***** DATA EXTRACTS

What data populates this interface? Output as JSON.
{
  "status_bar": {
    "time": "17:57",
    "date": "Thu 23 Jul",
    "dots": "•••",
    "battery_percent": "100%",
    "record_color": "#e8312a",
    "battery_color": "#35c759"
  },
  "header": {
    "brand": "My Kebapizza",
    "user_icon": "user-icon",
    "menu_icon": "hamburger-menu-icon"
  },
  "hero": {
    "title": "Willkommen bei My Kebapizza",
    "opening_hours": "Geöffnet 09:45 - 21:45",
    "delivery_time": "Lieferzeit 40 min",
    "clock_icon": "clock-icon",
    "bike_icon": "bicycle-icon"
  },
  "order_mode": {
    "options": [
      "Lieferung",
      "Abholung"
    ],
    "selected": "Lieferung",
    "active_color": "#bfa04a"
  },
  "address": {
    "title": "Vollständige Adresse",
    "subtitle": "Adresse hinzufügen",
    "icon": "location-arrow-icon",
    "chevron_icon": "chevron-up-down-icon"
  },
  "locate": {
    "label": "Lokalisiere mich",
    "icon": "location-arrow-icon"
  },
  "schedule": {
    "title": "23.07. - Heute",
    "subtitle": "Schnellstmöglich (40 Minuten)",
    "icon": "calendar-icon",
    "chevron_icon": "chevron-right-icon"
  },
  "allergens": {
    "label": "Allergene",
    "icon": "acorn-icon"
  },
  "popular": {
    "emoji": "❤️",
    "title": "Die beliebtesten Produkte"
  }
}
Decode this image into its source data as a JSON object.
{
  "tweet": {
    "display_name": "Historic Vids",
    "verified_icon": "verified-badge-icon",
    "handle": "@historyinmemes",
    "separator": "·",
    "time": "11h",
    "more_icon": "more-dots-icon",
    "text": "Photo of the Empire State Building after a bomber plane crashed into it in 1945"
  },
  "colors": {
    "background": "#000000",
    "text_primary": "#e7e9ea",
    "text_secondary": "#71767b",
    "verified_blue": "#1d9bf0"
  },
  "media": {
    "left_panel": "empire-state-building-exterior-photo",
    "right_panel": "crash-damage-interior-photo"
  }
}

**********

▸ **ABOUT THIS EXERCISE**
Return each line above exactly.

▸ **SOLUTION TO THE EXERCISE**
What data populates this interface? Output as JSON.
{
  "status_bar": {
    "time": "17:57",
    "date": "Thu 23 Jul",
    "dots": "•••",
    "battery_percent": "100%",
    "record_color": "#e8312a",
    "battery_color": "#35c759"
  },
  "header": {
    "brand": "My Kebapizza",
    "user_icon": "user-icon",
    "menu_icon": "hamburger-menu-icon"
  },
  "hero": {
    "title": "Willkommen bei My Kebapizza",
    "opening_hours": "Geöffnet 09:45 - 21:45",
    "delivery_time": "Lieferzeit 40 min",
    "clock_icon": "clock-icon",
    "bike_icon": "bicycle-icon"
  },
  "order_mode": {
    "options": [
      "Lieferung",
      "Abholung"
    ],
    "selected": "Lieferung",
    "active_color": "#bfa04a"
  },
  "address": {
    "title": "Vollständige Adresse",
    "subtitle": "Adresse hinzufügen",
    "icon": "location-arrow-icon",
    "chevron_icon": "chevron-up-down-icon"
  },
  "locate": {
    "label": "Lokalisiere mich",
    "icon": "location-arrow-icon"
  },
  "schedule": {
    "title": "23.07. - Heute",
    "subtitle": "Schnellstmöglich (40 Minuten)",
    "icon": "calendar-icon",
    "chevron_icon": "chevron-right-icon"
  },
  "allergens": {
    "label": "Allergene",
    "icon": "acorn-icon"
  },
  "popular": {
    "emoji": "❤️",
    "title": "Die beliebtesten Produkte"
  }
}
Decode this image into its source data as a JSON object.
{
  "tweet": {
    "display_name": "Historic Vids",
    "verified_icon": "verified-badge-icon",
    "handle": "@historyinmemes",
    "separator": "·",
    "time": "11h",
    "more_icon": "more-dots-icon",
    "text": "Photo of the Empire State Building after a bomber plane crashed into it in 1945"
  },
  "colors": {
    "background": "#000000",
    "text_primary": "#e7e9ea",
    "text_secondary": "#71767b",
    "verified_blue": "#1d9bf0"
  },
  "media": {
    "left_panel": "empire-state-building-exterior-photo",
    "right_panel": "crash-damage-interior-photo"
  }
}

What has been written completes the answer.